Today’s Wonder of the Day was inspired by Fransheska. Fransheska Wonders, “Why did the French Revolutionary War start?” Thanks for WONDERing with us, Fransheska!
If you live in the United States, July 4 might have special meaning for you. You probably celebrate Independence Day with fireworks or a cookout. But what if you lived in France? Would you believe you’d do much the same thing…only on July 14?
It’s true! July 14 is Bastille Day. That’s what English-speaking countries call France’s annual national celebration. In France, some people call it La Fête Nationale (The National Celebration). Others say it’s le quatorze juillet (the 14th of July).
The Bastille was a fortress in Paris used as a prison. It was also a symbol of oppression. Many French citizens suffered injustices there under the rule of Louis XVI. When people stormed the Bastille on July 14, they took ammunition and gunpowder. They also released a few prisoners.

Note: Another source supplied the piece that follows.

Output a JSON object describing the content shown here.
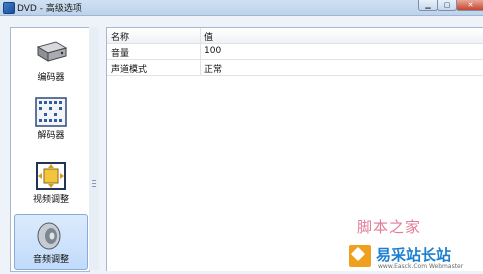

One year later, on July 14, 1790, the French held the Fête de la Fédération. This was a huge feast that celebrated the uprising that had taken place the year before. The storming of the Bastille was seen as the start of the French Revolution. Since then, the French people had set up a new government by the people. They were ready to celebrate!

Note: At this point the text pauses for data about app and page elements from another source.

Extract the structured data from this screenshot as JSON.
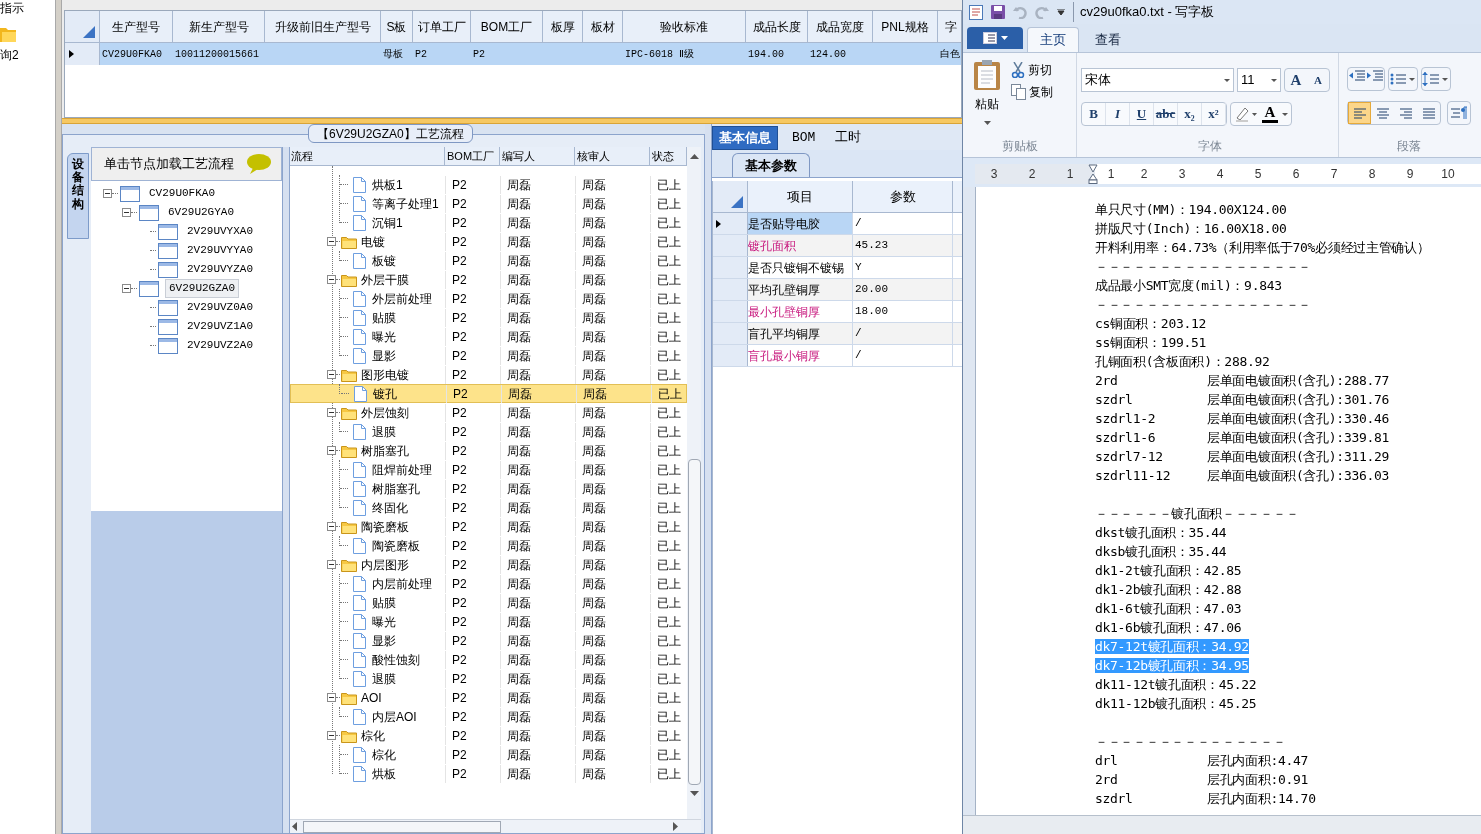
{
  "left_strip": {
    "labels": [
      "指示",
      "询2"
    ]
  },
  "product_table": {
    "columns": [
      "生产型号",
      "新生产型号",
      "升级前旧生产型号",
      "S板",
      "订单工厂",
      "BOM工厂",
      "板厚",
      "板材",
      "验收标准",
      "成品长度",
      "成品宽度",
      "PNL规格",
      "字"
    ],
    "rows": [
      {
        "selected": true,
        "cells": [
          "CV29U0FKA0",
          "10011200015661",
          null,
          "母板",
          "P2",
          "P2",
          null,
          null,
          "IPC-6018 Ⅱ级",
          "194.00",
          "124.00",
          null,
          "白色"
        ]
      }
    ]
  },
  "process_panel": {
    "title": "【6V29U2GZA0】工艺流程",
    "side_tab": "设备结构",
    "tree_header": "单击节点加载工艺流程",
    "device_tree": [
      {
        "label": "CV29U0FKA0",
        "expanded": true,
        "selected": false,
        "children": [
          {
            "label": "6V29U2GYA0",
            "expanded": true,
            "selected": false,
            "children": [
              {
                "label": "2V29UVYXA0",
                "selected": false
              },
              {
                "label": "2V29UVYYA0",
                "selected": false
              },
              {
                "label": "2V29UVYZA0",
                "selected": false
              }
            ]
          },
          {
            "label": "6V29U2GZA0",
            "expanded": true,
            "selected": true,
            "children": [
              {
                "label": "2V29UVZ0A0",
                "selected": false
              },
              {
                "label": "2V29UVZ1A0",
                "selected": false
              },
              {
                "label": "2V29UVZ2A0",
                "selected": false
              }
            ]
          }
        ]
      }
    ],
    "grid": {
      "columns": [
        "流程",
        "BOM工厂",
        "编写人",
        "核审人",
        "状态"
      ],
      "groups": [
        {
          "children": [
            {
              "label": "烘板1",
              "bom": "P2",
              "writer": "周磊",
              "reviewer": "周磊",
              "status": "已上",
              "selected": false
            },
            {
              "label": "等离子处理1",
              "bom": "P2",
              "writer": "周磊",
              "reviewer": "周磊",
              "status": "已上",
              "selected": false
            },
            {
              "label": "沉铜1",
              "bom": "P2",
              "writer": "周磊",
              "reviewer": "周磊",
              "status": "已上",
              "selected": false
            }
          ]
        },
        {
          "label": "电镀",
          "bom": "P2",
          "writer": "周磊",
          "reviewer": "周磊",
          "status": "已上",
          "expanded": true,
          "selected": false,
          "children": [
            {
              "label": "板镀",
              "bom": "P2",
              "writer": "周磊",
              "reviewer": "周磊",
              "status": "已上",
              "selected": false
            }
          ]
        },
        {
          "label": "外层干膜",
          "bom": "P2",
          "writer": "周磊",
          "reviewer": "周磊",
          "status": "已上",
          "expanded": true,
          "selected": false,
          "children": [
            {
              "label": "外层前处理",
              "bom": "P2",
              "writer": "周磊",
              "reviewer": "周磊",
              "status": "已上",
              "selected": false
            },
            {
              "label": "贴膜",
              "bom": "P2",
              "writer": "周磊",
              "reviewer": "周磊",
              "status": "已上",
              "selected": false
            },
            {
              "label": "曝光",
              "bom": "P2",
              "writer": "周磊",
              "reviewer": "周磊",
              "status": "已上",
              "selected": false
            },
            {
              "label": "显影",
              "bom": "P2",
              "writer": "周磊",
              "reviewer": "周磊",
              "status": "已上",
              "selected": false
            }
          ]
        },
        {
          "label": "图形电镀",
          "bom": "P2",
          "writer": "周磊",
          "reviewer": "周磊",
          "status": "已上",
          "expanded": true,
          "selected": false,
          "children": [
            {
              "label": "镀孔",
              "bom": "P2",
              "writer": "周磊",
              "reviewer": "周磊",
              "status": "已上",
              "selected": true
            }
          ]
        },
        {
          "label": "外层蚀刻",
          "bom": "P2",
          "writer": "周磊",
          "reviewer": "周磊",
          "status": "已上",
          "expanded": true,
          "selected": false,
          "children": [
            {
              "label": "退膜",
              "bom": "P2",
              "writer": "周磊",
              "reviewer": "周磊",
              "status": "已上",
              "selected": false
            }
          ]
        },
        {
          "label": "树脂塞孔",
          "bom": "P2",
          "writer": "周磊",
          "reviewer": "周磊",
          "status": "已上",
          "expanded": true,
          "selected": false,
          "children": [
            {
              "label": "阻焊前处理",
              "bom": "P2",
              "writer": "周磊",
              "reviewer": "周磊",
              "status": "已上",
              "selected": false
            },
            {
              "label": "树脂塞孔",
              "bom": "P2",
              "writer": "周磊",
              "reviewer": "周磊",
              "status": "已上",
              "selected": false
            },
            {
              "label": "终固化",
              "bom": "P2",
              "writer": "周磊",
              "reviewer": "周磊",
              "status": "已上",
              "selected": false
            }
          ]
        },
        {
          "label": "陶瓷磨板",
          "bom": "P2",
          "writer": "周磊",
          "reviewer": "周磊",
          "status": "已上",
          "expanded": true,
          "selected": false,
          "children": [
            {
              "label": "陶瓷磨板",
              "bom": "P2",
              "writer": "周磊",
              "reviewer": "周磊",
              "status": "已上",
              "selected": false
            }
          ]
        },
        {
          "label": "内层图形",
          "bom": "P2",
          "writer": "周磊",
          "reviewer": "周磊",
          "status": "已上",
          "expanded": true,
          "selected": false,
          "children": [
            {
              "label": "内层前处理",
              "bom": "P2",
              "writer": "周磊",
              "reviewer": "周磊",
              "status": "已上",
              "selected": false
            },
            {
              "label": "贴膜",
              "bom": "P2",
              "writer": "周磊",
              "reviewer": "周磊",
              "status": "已上",
              "selected": false
            },
            {
              "label": "曝光",
              "bom": "P2",
              "writer": "周磊",
              "reviewer": "周磊",
              "status": "已上",
              "selected": false
            },
            {
              "label": "显影",
              "bom": "P2",
              "writer": "周磊",
              "reviewer": "周磊",
              "status": "已上",
              "selected": false
            },
            {
              "label": "酸性蚀刻",
              "bom": "P2",
              "writer": "周磊",
              "reviewer": "周磊",
              "status": "已上",
              "selected": false
            },
            {
              "label": "退膜",
              "bom": "P2",
              "writer": "周磊",
              "reviewer": "周磊",
              "status": "已上",
              "selected": false
            }
          ]
        },
        {
          "label": "AOI",
          "bom": "P2",
          "writer": "周磊",
          "reviewer": "周磊",
          "status": "已上",
          "expanded": true,
          "selected": false,
          "children": [
            {
              "label": "内层AOI",
              "bom": "P2",
              "writer": "周磊",
              "reviewer": "周磊",
              "status": "已上",
              "selected": false
            }
          ]
        },
        {
          "label": "棕化",
          "bom": "P2",
          "writer": "周磊",
          "reviewer": "周磊",
          "status": "已上",
          "expanded": true,
          "selected": false,
          "children": [
            {
              "label": "棕化",
              "bom": "P2",
              "writer": "周磊",
              "reviewer": "周磊",
              "status": "已上",
              "selected": false
            },
            {
              "label": "烘板",
              "bom": "P2",
              "writer": "周磊",
              "reviewer": "周磊",
              "status": "已上",
              "selected": false
            }
          ]
        }
      ]
    }
  },
  "info_panel": {
    "tabs": [
      {
        "label": "基本信息",
        "selected": true
      },
      {
        "label": "BOM",
        "selected": false
      },
      {
        "label": "工时",
        "selected": false
      }
    ],
    "subtab": "基本参数",
    "columns": [
      "项目",
      "参数"
    ],
    "rows": [
      {
        "item": "是否贴导电胶",
        "value": "/",
        "highlighted": false,
        "selected": true
      },
      {
        "item": "镀孔面积",
        "value": "45.23",
        "highlighted": true,
        "selected": false
      },
      {
        "item": "是否只镀铜不镀锡",
        "value": "Y",
        "highlighted": false,
        "selected": false
      },
      {
        "item": "平均孔壁铜厚",
        "value": "20.00",
        "highlighted": false,
        "selected": false
      },
      {
        "item": "最小孔壁铜厚",
        "value": "18.00",
        "highlighted": true,
        "selected": false
      },
      {
        "item": "盲孔平均铜厚",
        "value": "/",
        "highlighted": false,
        "selected": false
      },
      {
        "item": "盲孔最小铜厚",
        "value": "/",
        "highlighted": true,
        "selected": false
      }
    ]
  },
  "wordpad": {
    "title": "cv29u0fka0.txt - 写字板",
    "tabs": [
      {
        "label": "主页",
        "selected": true
      },
      {
        "label": "查看",
        "selected": false
      }
    ],
    "paste": "粘贴",
    "cut": "剪切",
    "copy": "复制",
    "font_name": "宋体",
    "font_size": "11",
    "grow_shrink": [
      "A",
      "A"
    ],
    "format_buttons": [
      "B",
      "I",
      "U",
      "abc",
      "x₂",
      "x²"
    ],
    "font_color": "A",
    "alignment": [
      {
        "kind": "left",
        "selected": true
      },
      {
        "kind": "center",
        "selected": false
      },
      {
        "kind": "right",
        "selected": false
      },
      {
        "kind": "justify",
        "selected": false
      }
    ],
    "group_labels": [
      "剪贴板",
      "字体",
      "段落"
    ],
    "ruler": [
      "3",
      "2",
      "1",
      "1",
      "2",
      "3",
      "4",
      "5",
      "6",
      "7",
      "8",
      "9",
      "10"
    ],
    "lines": [
      {
        "kind": "text",
        "text": "单只尺寸(MM)：194.00X124.00",
        "selected": false
      },
      {
        "kind": "text",
        "text": "拼版尺寸(Inch)：16.00X18.00",
        "selected": false
      },
      {
        "kind": "text",
        "text": "开料利用率：64.73%（利用率低于70%必须经过主管确认）",
        "selected": false
      },
      {
        "kind": "text",
        "text": "－－－－－－－－－－－－－－－－－",
        "selected": false
      },
      {
        "kind": "text",
        "text": "成品最小SMT宽度(mil)：9.843",
        "selected": false
      },
      {
        "kind": "text",
        "text": "－－－－－－－－－－－－－－－－－",
        "selected": false
      },
      {
        "kind": "text",
        "text": "cs铜面积：203.12",
        "selected": false
      },
      {
        "kind": "text",
        "text": "ss铜面积：199.51",
        "selected": false
      },
      {
        "kind": "text",
        "text": "孔铜面积(含板面积)：288.92",
        "selected": false
      },
      {
        "kind": "columns",
        "left": "2rd",
        "right": "层单面电镀面积(含孔):288.77",
        "selected": false
      },
      {
        "kind": "columns",
        "left": "szdrl",
        "right": "层单面电镀面积(含孔):301.76",
        "selected": false
      },
      {
        "kind": "columns",
        "left": "szdrl1-2",
        "right": "层单面电镀面积(含孔):330.46",
        "selected": false
      },
      {
        "kind": "columns",
        "left": "szdrl1-6",
        "right": "层单面电镀面积(含孔):339.81",
        "selected": false
      },
      {
        "kind": "columns",
        "left": "szdrl7-12",
        "right": "层单面电镀面积(含孔):311.29",
        "selected": false
      },
      {
        "kind": "columns",
        "left": "szdrl11-12",
        "right": "层单面电镀面积(含孔):336.03",
        "selected": false
      },
      {
        "kind": "blank"
      },
      {
        "kind": "text",
        "text": "－－－－－－镀孔面积－－－－－－",
        "selected": false
      },
      {
        "kind": "text",
        "text": "dkst镀孔面积：35.44",
        "selected": false
      },
      {
        "kind": "text",
        "text": "dksb镀孔面积：35.44",
        "selected": false
      },
      {
        "kind": "text",
        "text": "dk1-2t镀孔面积：42.85",
        "selected": false
      },
      {
        "kind": "text",
        "text": "dk1-2b镀孔面积：42.88",
        "selected": false
      },
      {
        "kind": "text",
        "text": "dk1-6t镀孔面积：47.03",
        "selected": false
      },
      {
        "kind": "text",
        "text": "dk1-6b镀孔面积：47.06",
        "selected": false
      },
      {
        "kind": "text",
        "text": "dk7-12t镀孔面积：34.92",
        "selected": true
      },
      {
        "kind": "text",
        "text": "dk7-12b镀孔面积：34.95",
        "selected": true
      },
      {
        "kind": "text",
        "text": "dk11-12t镀孔面积：45.22",
        "selected": false
      },
      {
        "kind": "text",
        "text": "dk11-12b镀孔面积：45.25",
        "selected": false
      },
      {
        "kind": "blank"
      },
      {
        "kind": "text",
        "text": "－－－－－－－－－－－－－－－",
        "selected": false
      },
      {
        "kind": "columns",
        "left": "drl",
        "right": "层孔内面积:4.47",
        "selected": false
      },
      {
        "kind": "columns",
        "left": "2rd",
        "right": "层孔内面积:0.91",
        "selected": false
      },
      {
        "kind": "columns",
        "left": "szdrl",
        "right": "层孔内面积:14.70",
        "selected": false
      }
    ]
  }
}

Today, celebrations take place all over France on July 14. In fact, Bastille Day is celebrated all over the world by those of French descent. They have giant fireworks displays, feasts, and parties. In Paris, people hold a military parade along the Champs-Élysées avenue in Paris in front of the French President. Even many major cities in the U.S. celebrate!
The storming of the Bastille signaled the start of the Great Revolution in France. French citizens celebrate the start of a new form of government on July 14, just like Americans do on July 4. Long live freedom, and vive la France!
Standards: C3.D2.His.1, C3.D2.Civ.12, C3.D2.Civ.14, CCRA.L.3, CCRA.L.6, CCRA.R.1, CCRA.R.2, CCRA.R.4, CCRA.R.10, CCRA.SL.1